Too much of Dr. Laura’s livelihood is about people. Yes, she tries imbuing her show with ideas, but she knows that her listeners are not all drawn by the drama of ideas, not by the drama of things, but by the drama of listening to schmutz, to gossip, to people talking about people, to hapless individuals calling in for seven minutes of drive-in therapy. That is why she gets the Arbitron ratings. For that matter, that dynamic is why Jerry Springer draws higher ratings than did Dick Cavett or than does Charlie Rose.
And that is where the problem with Dr. Laura always returns. Because there is a modesty in speech, a modesty in behavior that kind-of conflicts with the drama of the mass-media persona. The public figure gets so caught-up so deeply with her self-promotion and with mass adulation that she loses touch with Emes, with truth. People fawn, and the public figure becomes accustomed to the fawning. Then, when she joins a group that does not fawn with sufficient consistency, she is disappointed.

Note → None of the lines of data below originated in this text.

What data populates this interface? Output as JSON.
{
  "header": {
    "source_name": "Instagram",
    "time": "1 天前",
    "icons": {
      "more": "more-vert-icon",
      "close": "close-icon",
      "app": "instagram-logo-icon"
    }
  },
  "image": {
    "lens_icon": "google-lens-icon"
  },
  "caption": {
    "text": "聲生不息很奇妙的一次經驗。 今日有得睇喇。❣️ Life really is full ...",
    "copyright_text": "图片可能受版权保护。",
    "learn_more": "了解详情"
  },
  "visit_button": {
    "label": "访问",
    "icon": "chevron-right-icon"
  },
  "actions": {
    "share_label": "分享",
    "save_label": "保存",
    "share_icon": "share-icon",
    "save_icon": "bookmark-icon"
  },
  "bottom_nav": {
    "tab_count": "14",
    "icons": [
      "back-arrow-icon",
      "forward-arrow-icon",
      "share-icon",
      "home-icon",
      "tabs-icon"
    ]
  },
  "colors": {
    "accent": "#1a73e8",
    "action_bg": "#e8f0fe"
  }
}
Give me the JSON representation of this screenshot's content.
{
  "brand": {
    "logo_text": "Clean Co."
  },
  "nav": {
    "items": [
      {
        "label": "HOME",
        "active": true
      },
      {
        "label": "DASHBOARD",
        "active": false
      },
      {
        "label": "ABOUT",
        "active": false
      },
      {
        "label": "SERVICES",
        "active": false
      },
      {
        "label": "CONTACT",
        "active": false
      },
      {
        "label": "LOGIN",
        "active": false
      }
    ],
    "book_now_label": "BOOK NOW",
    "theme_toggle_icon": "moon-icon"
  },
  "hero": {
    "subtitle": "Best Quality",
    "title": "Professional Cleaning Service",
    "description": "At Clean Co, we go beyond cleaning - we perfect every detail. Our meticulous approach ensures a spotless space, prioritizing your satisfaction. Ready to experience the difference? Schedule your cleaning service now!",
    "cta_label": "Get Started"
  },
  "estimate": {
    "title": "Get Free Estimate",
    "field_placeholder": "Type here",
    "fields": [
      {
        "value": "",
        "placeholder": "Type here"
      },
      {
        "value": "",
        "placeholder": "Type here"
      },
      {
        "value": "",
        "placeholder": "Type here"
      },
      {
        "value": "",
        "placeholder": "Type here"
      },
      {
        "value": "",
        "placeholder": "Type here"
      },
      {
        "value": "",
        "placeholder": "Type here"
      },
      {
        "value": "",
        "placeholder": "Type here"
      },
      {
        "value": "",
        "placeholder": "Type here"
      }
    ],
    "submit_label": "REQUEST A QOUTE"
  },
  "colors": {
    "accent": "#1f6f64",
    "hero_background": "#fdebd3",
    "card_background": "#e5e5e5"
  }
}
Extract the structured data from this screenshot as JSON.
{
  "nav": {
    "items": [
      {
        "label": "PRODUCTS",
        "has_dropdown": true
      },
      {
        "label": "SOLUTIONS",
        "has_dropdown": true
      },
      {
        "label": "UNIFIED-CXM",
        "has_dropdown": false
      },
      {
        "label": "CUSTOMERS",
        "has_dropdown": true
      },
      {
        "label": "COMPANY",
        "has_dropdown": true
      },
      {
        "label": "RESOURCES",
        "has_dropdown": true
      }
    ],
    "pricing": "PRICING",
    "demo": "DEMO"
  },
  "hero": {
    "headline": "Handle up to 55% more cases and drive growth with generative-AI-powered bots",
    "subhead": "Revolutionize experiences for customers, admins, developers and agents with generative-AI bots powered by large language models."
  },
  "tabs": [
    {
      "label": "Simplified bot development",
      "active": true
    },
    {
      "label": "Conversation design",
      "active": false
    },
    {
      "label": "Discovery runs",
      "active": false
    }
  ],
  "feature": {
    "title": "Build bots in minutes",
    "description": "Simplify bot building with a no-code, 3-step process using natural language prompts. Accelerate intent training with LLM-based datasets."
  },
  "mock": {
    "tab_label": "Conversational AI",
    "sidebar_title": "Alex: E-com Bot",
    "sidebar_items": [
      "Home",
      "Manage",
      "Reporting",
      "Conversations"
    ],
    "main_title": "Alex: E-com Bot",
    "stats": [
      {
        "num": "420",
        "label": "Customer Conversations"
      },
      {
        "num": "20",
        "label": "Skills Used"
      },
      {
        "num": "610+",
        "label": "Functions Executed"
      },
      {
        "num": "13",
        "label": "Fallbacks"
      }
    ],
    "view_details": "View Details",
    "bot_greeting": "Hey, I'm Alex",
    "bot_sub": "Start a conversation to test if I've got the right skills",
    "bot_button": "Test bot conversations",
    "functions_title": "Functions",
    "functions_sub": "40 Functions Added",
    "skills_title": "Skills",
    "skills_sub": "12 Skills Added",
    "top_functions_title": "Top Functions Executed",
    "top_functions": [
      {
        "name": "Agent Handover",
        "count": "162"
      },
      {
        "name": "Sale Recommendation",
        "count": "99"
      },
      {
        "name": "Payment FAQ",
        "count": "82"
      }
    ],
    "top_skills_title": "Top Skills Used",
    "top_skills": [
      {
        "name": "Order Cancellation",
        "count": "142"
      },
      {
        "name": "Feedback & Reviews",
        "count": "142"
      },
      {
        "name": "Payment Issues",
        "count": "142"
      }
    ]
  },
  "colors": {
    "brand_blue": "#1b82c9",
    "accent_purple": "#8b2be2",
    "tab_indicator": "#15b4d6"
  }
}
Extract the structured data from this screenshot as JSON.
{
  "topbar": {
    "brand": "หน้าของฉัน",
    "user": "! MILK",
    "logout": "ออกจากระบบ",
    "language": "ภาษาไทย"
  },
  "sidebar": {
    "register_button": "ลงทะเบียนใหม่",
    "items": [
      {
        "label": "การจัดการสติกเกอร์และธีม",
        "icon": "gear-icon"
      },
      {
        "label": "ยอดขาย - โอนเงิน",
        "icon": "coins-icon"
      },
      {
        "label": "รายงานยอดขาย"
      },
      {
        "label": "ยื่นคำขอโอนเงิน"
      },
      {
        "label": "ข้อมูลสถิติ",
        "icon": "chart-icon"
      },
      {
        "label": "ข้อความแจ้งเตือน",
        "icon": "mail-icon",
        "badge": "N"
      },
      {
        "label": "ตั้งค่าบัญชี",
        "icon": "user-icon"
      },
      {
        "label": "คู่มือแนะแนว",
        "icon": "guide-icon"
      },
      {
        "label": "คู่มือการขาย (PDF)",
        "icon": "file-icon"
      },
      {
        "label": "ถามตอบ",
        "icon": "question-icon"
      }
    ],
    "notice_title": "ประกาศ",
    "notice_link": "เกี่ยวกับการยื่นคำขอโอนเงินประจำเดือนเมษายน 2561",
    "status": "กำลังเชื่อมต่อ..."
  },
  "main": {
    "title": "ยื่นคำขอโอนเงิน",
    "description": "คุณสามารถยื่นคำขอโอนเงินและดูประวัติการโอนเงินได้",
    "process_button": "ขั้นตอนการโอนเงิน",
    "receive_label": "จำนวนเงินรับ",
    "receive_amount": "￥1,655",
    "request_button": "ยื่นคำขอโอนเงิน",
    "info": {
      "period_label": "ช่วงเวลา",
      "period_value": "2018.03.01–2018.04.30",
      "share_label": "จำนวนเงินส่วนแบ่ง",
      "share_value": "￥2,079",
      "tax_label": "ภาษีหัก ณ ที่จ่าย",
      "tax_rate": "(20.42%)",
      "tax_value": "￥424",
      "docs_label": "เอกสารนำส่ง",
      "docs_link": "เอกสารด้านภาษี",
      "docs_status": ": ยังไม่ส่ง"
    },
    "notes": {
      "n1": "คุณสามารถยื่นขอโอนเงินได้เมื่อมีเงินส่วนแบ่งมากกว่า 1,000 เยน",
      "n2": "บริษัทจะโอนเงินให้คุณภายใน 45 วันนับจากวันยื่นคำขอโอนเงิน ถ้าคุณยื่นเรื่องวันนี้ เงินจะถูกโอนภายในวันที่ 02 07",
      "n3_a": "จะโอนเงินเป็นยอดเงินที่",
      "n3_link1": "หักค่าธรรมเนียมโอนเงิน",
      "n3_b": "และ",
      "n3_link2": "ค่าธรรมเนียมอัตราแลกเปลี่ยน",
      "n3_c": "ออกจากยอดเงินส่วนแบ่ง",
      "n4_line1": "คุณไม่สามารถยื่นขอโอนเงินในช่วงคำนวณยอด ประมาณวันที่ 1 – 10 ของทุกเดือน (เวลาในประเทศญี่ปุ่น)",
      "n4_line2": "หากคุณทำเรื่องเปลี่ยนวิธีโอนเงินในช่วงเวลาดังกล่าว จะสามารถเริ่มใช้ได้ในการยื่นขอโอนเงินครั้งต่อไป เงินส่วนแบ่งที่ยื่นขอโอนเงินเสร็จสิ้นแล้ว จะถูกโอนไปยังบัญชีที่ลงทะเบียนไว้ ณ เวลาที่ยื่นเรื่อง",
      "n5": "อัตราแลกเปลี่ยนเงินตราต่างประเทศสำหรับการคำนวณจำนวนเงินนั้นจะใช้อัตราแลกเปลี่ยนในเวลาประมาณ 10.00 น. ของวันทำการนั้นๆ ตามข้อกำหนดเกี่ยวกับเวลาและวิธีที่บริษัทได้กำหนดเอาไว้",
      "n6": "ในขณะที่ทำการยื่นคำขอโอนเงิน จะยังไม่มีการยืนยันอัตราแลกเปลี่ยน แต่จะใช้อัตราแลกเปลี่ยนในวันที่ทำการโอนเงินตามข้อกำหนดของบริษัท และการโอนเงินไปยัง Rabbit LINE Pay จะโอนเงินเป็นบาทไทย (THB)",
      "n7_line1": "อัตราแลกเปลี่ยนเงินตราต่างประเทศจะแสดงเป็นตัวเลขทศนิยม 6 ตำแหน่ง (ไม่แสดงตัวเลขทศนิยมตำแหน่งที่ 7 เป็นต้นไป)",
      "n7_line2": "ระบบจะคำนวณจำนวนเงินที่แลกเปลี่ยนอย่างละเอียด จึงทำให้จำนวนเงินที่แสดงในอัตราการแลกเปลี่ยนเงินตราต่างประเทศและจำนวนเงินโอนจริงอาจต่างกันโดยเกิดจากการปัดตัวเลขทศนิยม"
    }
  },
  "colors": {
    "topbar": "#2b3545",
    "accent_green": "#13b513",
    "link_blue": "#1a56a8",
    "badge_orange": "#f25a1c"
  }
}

Why don’t they fawn?
Now she has new religionists – from a different faith community — to fawn. So be it. If they cannot win over converts from Judaism among those who studied in yeshiva, they at least can focus on winning those higher in profile.
Ultimately, the lessons that Laura teaches us through this escapade are powerful if we learn them. Ersatz Judaism is not the Torah. The Torah is not merely the Five Books of Moses. Rather, Torah is about a Written Law, an Oral law, and associating and affiliating with a community of observant Jews who, by their practice, live by the words and practice the laws. There is plenty of slack, plenty of room for evolving commitment. It is rare that someone normal would, overnight, accept and successfully practice all the Torah. Indeed, arguably the more stable personality needs time to evolve and to accept. But when too much Valley glitz is sprinkled, and things just do not make sense, there often is good reason for wondering whether the quirkiness belies, well, quirks in the story. And here they do.